Why are more women choosing to become nuns?
Ask most people what they know about nuns, and many will have formed their impressions from the cinema: from The Sound of Music, to Philomena or The Magdalene Sisters, and Sister Act.
Those portrayals fail to offer much of a clue as to why the number of nuns joining convents in England and Wales is on the rise.
Recently, the Catholic Church said the number of women becoming nuns here had reached a 25-year high, with the number of women taking holy orders rising to 45 last year. Many are aged 30 or under.
That may not seem like many, but it stands in stark contrast to the global decline in women entering religious orders.
Figures in 2013 showed the number of nuns fell from a million worldwide in 1973 to just 710,000.
So what has been happening in Britain, and what makes women in the modern world choose to take vows of poverty, chastity and obedience?
One reason may be the concerted effort by the Catholic Church here in recent years to demystify what nuns do, and to explain what life in monastic orders actually means.
Outreach and communication clearly help, but the Church believes there is something more profound going on.
Father Christopher Jamison, the former Abbot of the Benedictine Abbey at Worth, is the Catholic Church's national vocations director, and has overseen the revitalisation of its appeal to young people.
"There is a gap in the market for meaning in our culture," he says.
"Increasingly, young people find Christian faith filling that meaning gap, and for a smaller number of those, 'religious life' has a tremendous appeal because it leads them to the heart of human life today: to the heart of working for the poor, leading a balanced life and a great conviction that there is more to life."
The figures show a rise for enclosed or contemplative orders, as well as for active or apostolic ministry, and the work can vary immensely within both.
Some nuns in London can find themselves at the sharp end of social need in the modern world.
Some even accompany police on raids of brothels to help women who have been trafficked, while others work with the poor and the marginalised, or with elderly people.
Weekday order of prayers at St Mildred's Priory:
0900: Mass with Terce
1220: Midday Prayer
1950: Compline (followed by Adoration Monday, Tuesday, Thursday and Friday)
Those in enclosed orders are not completely cut off from the world, but they do devote themselves to contemplation and prayer, rising at 05:00 to start the day with vigils or matins at 05:30.
Former social worker
Sister Walburga, 35, became a Benedictine nun at St Mildred's Priory at Minster Abbey in Kent, where she leads a simple life as part of a small community.
She was a social worker who felt her calling to religious life grow stronger.
While she was thinking about her vocation, the Catholic Church offered her the chance to stay with the sisters there to see if it would be the right life for her.
"When my vocation really became strong, my boyfriend and I split up so I could explore it.
"My family thought I'd be locked away and miserable, but when they saw I was here and I was happy, they've come round," she says.
"Some of my friends were slightly bemused.

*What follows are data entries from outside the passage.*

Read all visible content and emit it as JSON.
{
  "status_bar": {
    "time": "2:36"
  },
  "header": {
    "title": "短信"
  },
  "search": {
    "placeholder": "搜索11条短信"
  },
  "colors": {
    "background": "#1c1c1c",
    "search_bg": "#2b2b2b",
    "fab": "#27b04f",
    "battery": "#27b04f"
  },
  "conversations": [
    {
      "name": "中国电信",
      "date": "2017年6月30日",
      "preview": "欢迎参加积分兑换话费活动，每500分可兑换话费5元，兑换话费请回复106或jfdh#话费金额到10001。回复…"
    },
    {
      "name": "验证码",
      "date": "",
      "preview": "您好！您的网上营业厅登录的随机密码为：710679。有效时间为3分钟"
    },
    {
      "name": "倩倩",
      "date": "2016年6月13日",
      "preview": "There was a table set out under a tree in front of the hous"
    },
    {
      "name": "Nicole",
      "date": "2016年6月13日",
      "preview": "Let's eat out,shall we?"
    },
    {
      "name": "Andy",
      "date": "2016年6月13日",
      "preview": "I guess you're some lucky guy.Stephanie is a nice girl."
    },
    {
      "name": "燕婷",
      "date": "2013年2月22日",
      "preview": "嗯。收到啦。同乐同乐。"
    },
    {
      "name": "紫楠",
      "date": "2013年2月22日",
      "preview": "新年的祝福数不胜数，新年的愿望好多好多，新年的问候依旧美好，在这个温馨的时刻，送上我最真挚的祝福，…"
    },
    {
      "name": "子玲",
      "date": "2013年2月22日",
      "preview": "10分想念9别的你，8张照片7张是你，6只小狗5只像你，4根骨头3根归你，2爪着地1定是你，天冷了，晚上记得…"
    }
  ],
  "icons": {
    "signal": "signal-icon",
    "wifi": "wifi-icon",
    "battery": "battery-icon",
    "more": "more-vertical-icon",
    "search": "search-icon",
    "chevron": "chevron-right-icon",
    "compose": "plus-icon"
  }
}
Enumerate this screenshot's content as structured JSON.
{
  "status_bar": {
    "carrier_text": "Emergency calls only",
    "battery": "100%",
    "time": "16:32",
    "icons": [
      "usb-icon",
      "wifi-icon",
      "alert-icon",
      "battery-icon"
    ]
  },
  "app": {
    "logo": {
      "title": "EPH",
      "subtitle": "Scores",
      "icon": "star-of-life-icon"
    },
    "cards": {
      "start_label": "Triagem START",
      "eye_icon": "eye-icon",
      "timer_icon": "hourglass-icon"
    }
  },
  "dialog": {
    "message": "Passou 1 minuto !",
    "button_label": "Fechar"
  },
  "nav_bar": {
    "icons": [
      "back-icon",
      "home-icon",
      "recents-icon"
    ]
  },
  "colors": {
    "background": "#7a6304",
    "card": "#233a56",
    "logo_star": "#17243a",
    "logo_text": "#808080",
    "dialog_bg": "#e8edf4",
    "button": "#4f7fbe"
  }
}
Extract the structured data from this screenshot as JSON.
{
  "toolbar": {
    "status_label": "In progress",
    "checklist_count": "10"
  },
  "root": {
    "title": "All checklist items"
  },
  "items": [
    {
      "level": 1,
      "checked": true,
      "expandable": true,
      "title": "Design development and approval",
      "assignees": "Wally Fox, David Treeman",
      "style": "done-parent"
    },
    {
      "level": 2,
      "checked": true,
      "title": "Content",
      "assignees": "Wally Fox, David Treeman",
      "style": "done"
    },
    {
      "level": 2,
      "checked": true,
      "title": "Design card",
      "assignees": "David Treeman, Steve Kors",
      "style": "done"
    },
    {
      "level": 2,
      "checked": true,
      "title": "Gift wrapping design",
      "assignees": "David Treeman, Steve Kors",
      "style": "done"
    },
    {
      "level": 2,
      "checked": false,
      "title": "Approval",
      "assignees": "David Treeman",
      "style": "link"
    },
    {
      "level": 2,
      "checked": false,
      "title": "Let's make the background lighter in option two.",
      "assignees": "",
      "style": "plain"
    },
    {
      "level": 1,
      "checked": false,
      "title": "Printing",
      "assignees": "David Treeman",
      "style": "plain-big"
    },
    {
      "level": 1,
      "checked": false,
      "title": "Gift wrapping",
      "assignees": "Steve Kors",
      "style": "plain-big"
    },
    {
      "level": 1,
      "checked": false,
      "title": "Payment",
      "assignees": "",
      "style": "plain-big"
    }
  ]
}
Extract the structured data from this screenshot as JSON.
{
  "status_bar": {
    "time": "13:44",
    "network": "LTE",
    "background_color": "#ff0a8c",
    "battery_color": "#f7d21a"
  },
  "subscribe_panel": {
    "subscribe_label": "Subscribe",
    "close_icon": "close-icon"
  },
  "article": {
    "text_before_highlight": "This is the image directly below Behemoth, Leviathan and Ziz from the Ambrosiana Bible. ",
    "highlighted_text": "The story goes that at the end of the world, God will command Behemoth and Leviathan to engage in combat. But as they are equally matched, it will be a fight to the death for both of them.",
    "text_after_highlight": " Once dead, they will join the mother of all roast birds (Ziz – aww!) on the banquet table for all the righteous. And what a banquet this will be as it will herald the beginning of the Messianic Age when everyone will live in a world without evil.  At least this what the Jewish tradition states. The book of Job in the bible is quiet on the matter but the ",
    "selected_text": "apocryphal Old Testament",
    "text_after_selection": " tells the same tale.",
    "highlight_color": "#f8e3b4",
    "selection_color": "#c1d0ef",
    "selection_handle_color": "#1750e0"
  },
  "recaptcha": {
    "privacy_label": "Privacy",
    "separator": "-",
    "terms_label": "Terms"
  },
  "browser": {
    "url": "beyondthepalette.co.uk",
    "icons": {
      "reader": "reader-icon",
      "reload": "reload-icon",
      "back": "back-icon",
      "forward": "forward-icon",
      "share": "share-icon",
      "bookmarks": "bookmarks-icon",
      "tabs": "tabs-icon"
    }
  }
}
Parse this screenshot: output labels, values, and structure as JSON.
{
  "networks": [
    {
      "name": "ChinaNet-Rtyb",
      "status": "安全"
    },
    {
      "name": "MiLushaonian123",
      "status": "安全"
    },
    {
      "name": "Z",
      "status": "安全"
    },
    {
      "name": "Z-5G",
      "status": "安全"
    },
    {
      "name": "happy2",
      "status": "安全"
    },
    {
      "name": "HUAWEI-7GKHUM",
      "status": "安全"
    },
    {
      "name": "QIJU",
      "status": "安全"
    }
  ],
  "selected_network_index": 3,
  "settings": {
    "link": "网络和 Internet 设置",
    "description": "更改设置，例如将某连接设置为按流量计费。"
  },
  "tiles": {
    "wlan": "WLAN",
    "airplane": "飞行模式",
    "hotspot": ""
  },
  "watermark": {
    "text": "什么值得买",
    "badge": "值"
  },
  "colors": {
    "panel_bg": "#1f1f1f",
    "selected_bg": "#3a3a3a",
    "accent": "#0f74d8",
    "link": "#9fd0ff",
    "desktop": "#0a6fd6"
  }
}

One friend said to me that she didn't realise that nuns existed any more."
The rhythm of life is rather different for Roisin McGrogan, a novice with the Faithful Companions of Jesus in a convent in London.
Roisin is among the 27 women who joined active orders last year, working outside the convent, helping homeless and vulnerable people in the UK or abroad.
Roisin, a 27-year old Irishwoman with an infectious smile, came to this ancient calling in a very modern way, using an internet web app to explore her options.
"Vision Vocation Match" allows would-be nuns to answer an internet questionnaire, to narrow down which religious order would suit them best.
Roisin agrees that it's a little like using an online dating site to find the perfect partner.
"I tried that too, but I found it less effective," she says, laughing.
"When you're looking for a life partner, or one love, it's to sustain you and to enable you to become the best person you can be ideally.
"And this is another way of falling in love: with great hope and great promise."
That is a feeling echoed by Theodora Hawksley, an equally engaging novice who was a theologian and academic, and is now writing a book on peace-building.
At the age of 29, she has become a novice with the Congregation of Jesus in north London.
Her work also involves helping homeless people, as well as taking part in the daily life of the convent, cooking and gardening.
Giving up a lot
I ask how she deals with the knowledge that she will no longer have the chance to marry or have children.
Her answer is direct and unhesitating.
"Yes, of course, that is going to hurt at various times. But in the same way as when you prune a plant, it encourages it to grow and flourish in different ways, that's ideally what should happen when you cut off one possibility of love.
"When you are chaste, other parts grow, and may be more flourishing, more welcoming to others.
"If our society is obsessed with money, sex and power and the games people play with them, then vows of poverty chastity and obedience represent a profound freedom.
"That's what has drawn me to religious life.
"It's not a fleeing from the world - it's a finding your place in it."
Whether a life of religious contemplation or participation in good works, both traditions of monasticism for Catholic women are clearly enjoying a fresh flourishing in Britain today.